EXERCISE: Omit every picture while you reproduce the entries that follow word for word.

AVAILABLE RECORDS:
-------------------------

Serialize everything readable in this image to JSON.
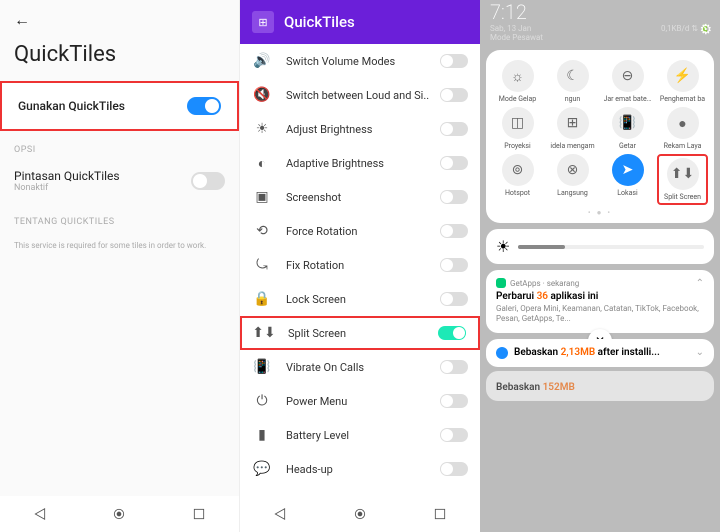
{
  "panel1": {
    "title": "QuickTiles",
    "main_toggle": "Gunakan QuickTiles",
    "section_opsi": "OPSI",
    "shortcut_label": "Pintasan QuickTiles",
    "shortcut_sub": "Nonaktif",
    "section_about": "TENTANG QUICKTILES",
    "note": "This service is required for some tiles in order to work."
  },
  "panel2": {
    "title": "QuickTiles",
    "rows": [
      {
        "icon": "🔊",
        "label": "Switch Volume Modes",
        "on": false,
        "hl": false
      },
      {
        "icon": "🔇",
        "label": "Switch between Loud and Si..",
        "on": false,
        "hl": false
      },
      {
        "icon": "☀",
        "label": "Adjust Brightness",
        "on": false,
        "hl": false
      },
      {
        "icon": "◐",
        "label": "Adaptive Brightness",
        "on": false,
        "hl": false
      },
      {
        "icon": "▣",
        "label": "Screenshot",
        "on": false,
        "hl": false
      },
      {
        "icon": "⟲",
        "label": "Force Rotation",
        "on": false,
        "hl": false
      },
      {
        "icon": "⤿",
        "label": "Fix Rotation",
        "on": false,
        "hl": false
      },
      {
        "icon": "🔒",
        "label": "Lock Screen",
        "on": false,
        "hl": false
      },
      {
        "icon": "⬆⬇",
        "label": "Split Screen",
        "on": true,
        "hl": true
      },
      {
        "icon": "📳",
        "label": "Vibrate On Calls",
        "on": false,
        "hl": false
      },
      {
        "icon": "⏻",
        "label": "Power Menu",
        "on": false,
        "hl": false
      },
      {
        "icon": "▮",
        "label": "Battery Level",
        "on": false,
        "hl": false
      },
      {
        "icon": "💬",
        "label": "Heads-up",
        "on": false,
        "hl": false
      }
    ]
  },
  "panel3": {
    "time": "7:12",
    "date": "Sab, 13 Jan",
    "mode": "Mode Pesawat",
    "data_rate": "0,1KB/d",
    "tiles": [
      {
        "icon": "☼",
        "label": "Mode Gelap",
        "hl": false,
        "blue": false
      },
      {
        "icon": "☾",
        "label": "ngun",
        "hl": false,
        "blue": false
      },
      {
        "icon": "⊖",
        "label": "Jar   emat baterai",
        "hl": false,
        "blue": false
      },
      {
        "icon": "⚡",
        "label": "Penghemat ba",
        "hl": false,
        "blue": false
      },
      {
        "icon": "◫",
        "label": "Proyeksi",
        "hl": false,
        "blue": false
      },
      {
        "icon": "⊞",
        "label": "idela mengam",
        "hl": false,
        "blue": false
      },
      {
        "icon": "📳",
        "label": "Getar",
        "hl": false,
        "blue": false
      },
      {
        "icon": "●",
        "label": "Rekam Laya",
        "hl": false,
        "blue": false
      },
      {
        "icon": "⊚",
        "label": "Hotspot",
        "hl": false,
        "blue": false
      },
      {
        "icon": "⊗",
        "label": "Langsung",
        "hl": false,
        "blue": false
      },
      {
        "icon": "➤",
        "label": "Lokasi",
        "hl": false,
        "blue": true
      },
      {
        "icon": "⬆⬇",
        "label": "Split Screen",
        "hl": true,
        "blue": false
      }
    ],
    "notif1": {
      "app": "GetApps · sekarang",
      "title_a": "Perbarui ",
      "title_b": "36",
      "title_c": " aplikasi ini",
      "body": "Galeri, Opera Mini, Keamanan, Catatan, TikTok, Facebook, Pesan, GetApps, Te..."
    },
    "notif2": {
      "title_a": "Bebaskan ",
      "title_b": "2,13MB",
      "title_c": " after installi..."
    },
    "notif3": {
      "title_a": "Bebaskan ",
      "title_b": "152MB"
    }
  }
}
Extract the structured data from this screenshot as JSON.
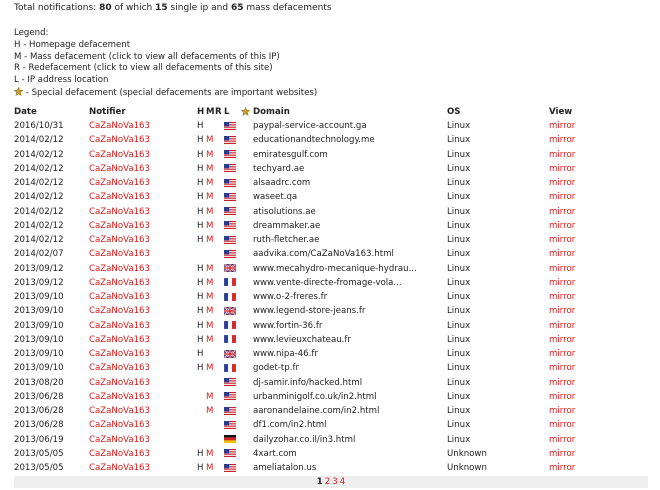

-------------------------

RESPONSE AREA:
Serialize everything readable in this image to JSON.
{
  "panel1": {
    "title": "QuickTiles",
    "main_toggle": "Gunakan QuickTiles",
    "section_opsi": "OPSI",
    "shortcut_label": "Pintasan QuickTiles",
    "shortcut_sub": "Nonaktif",
    "section_about": "TENTANG QUICKTILES",
    "note": "This service is required for some tiles in order to work."
  },
  "panel2": {
    "title": "QuickTiles",
    "rows": [
      {
        "icon": "🔊",
        "label": "Switch Volume Modes",
        "on": false,
        "hl": false
      },
      {
        "icon": "🔇",
        "label": "Switch between Loud and Si..",
        "on": false,
        "hl": false
      },
      {
        "icon": "☀",
        "label": "Adjust Brightness",
        "on": false,
        "hl": false
      },
      {
        "icon": "◐",
        "label": "Adaptive Brightness",
        "on": false,
        "hl": false
      },
      {
        "icon": "▣",
        "label": "Screenshot",
        "on": false,
        "hl": false
      },
      {
        "icon": "⟲",
        "label": "Force Rotation",
        "on": false,
        "hl": false
      },
      {
        "icon": "⤿",
        "label": "Fix Rotation",
        "on": false,
        "hl": false
      },
      {
        "icon": "🔒",
        "label": "Lock Screen",
        "on": false,
        "hl": false
      },
      {
        "icon": "⬆⬇",
        "label": "Split Screen",
        "on": true,
        "hl": true
      },
      {
        "icon": "📳",
        "label": "Vibrate On Calls",
        "on": false,
        "hl": false
      },
      {
        "icon": "⏻",
        "label": "Power Menu",
        "on": false,
        "hl": false
      },
      {
        "icon": "▮",
        "label": "Battery Level",
        "on": false,
        "hl": false
      },
      {
        "icon": "💬",
        "label": "Heads-up",
        "on": false,
        "hl": false
      }
    ]
  },
  "panel3": {
    "time": "7:12",
    "date": "Sab, 13 Jan",
    "mode": "Mode Pesawat",
    "data_rate": "0,1KB/d",
    "tiles": [
      {
        "icon": "☼",
        "label": "Mode Gelap",
        "hl": false,
        "blue": false
      },
      {
        "icon": "☾",
        "label": "ngun",
        "hl": false,
        "blue": false
      },
      {
        "icon": "⊖",
        "label": "Jar   emat baterai",
        "hl": false,
        "blue": false
      },
      {
        "icon": "⚡",
        "label": "Penghemat ba",
        "hl": false,
        "blue": false
      },
      {
        "icon": "◫",
        "label": "Proyeksi",
        "hl": false,
        "blue": false
      },
      {
        "icon": "⊞",
        "label": "idela mengam",
        "hl": false,
        "blue": false
      },
      {
        "icon": "📳",
        "label": "Getar",
        "hl": false,
        "blue": false
      },
      {
        "icon": "●",
        "label": "Rekam Laya",
        "hl": false,
        "blue": false
      },
      {
        "icon": "⊚",
        "label": "Hotspot",
        "hl": false,
        "blue": false
      },
      {
        "icon": "⊗",
        "label": "Langsung",
        "hl": false,
        "blue": false
      },
      {
        "icon": "➤",
        "label": "Lokasi",
        "hl": false,
        "blue": true
      },
      {
        "icon": "⬆⬇",
        "label": "Split Screen",
        "hl": true,
        "blue": false
      }
    ],
    "notif1": {
      "app": "GetApps · sekarang",
      "title_a": "Perbarui ",
      "title_b": "36",
      "title_c": " aplikasi ini",
      "body": "Galeri, Opera Mini, Keamanan, Catatan, TikTok, Facebook, Pesan, GetApps, Te..."
    },
    "notif2": {
      "title_a": "Bebaskan ",
      "title_b": "2,13MB",
      "title_c": " after installi..."
    },
    "notif3": {
      "title_a": "Bebaskan ",
      "title_b": "152MB"
    }
  }
}
Extract the structured data from this screenshot as JSON.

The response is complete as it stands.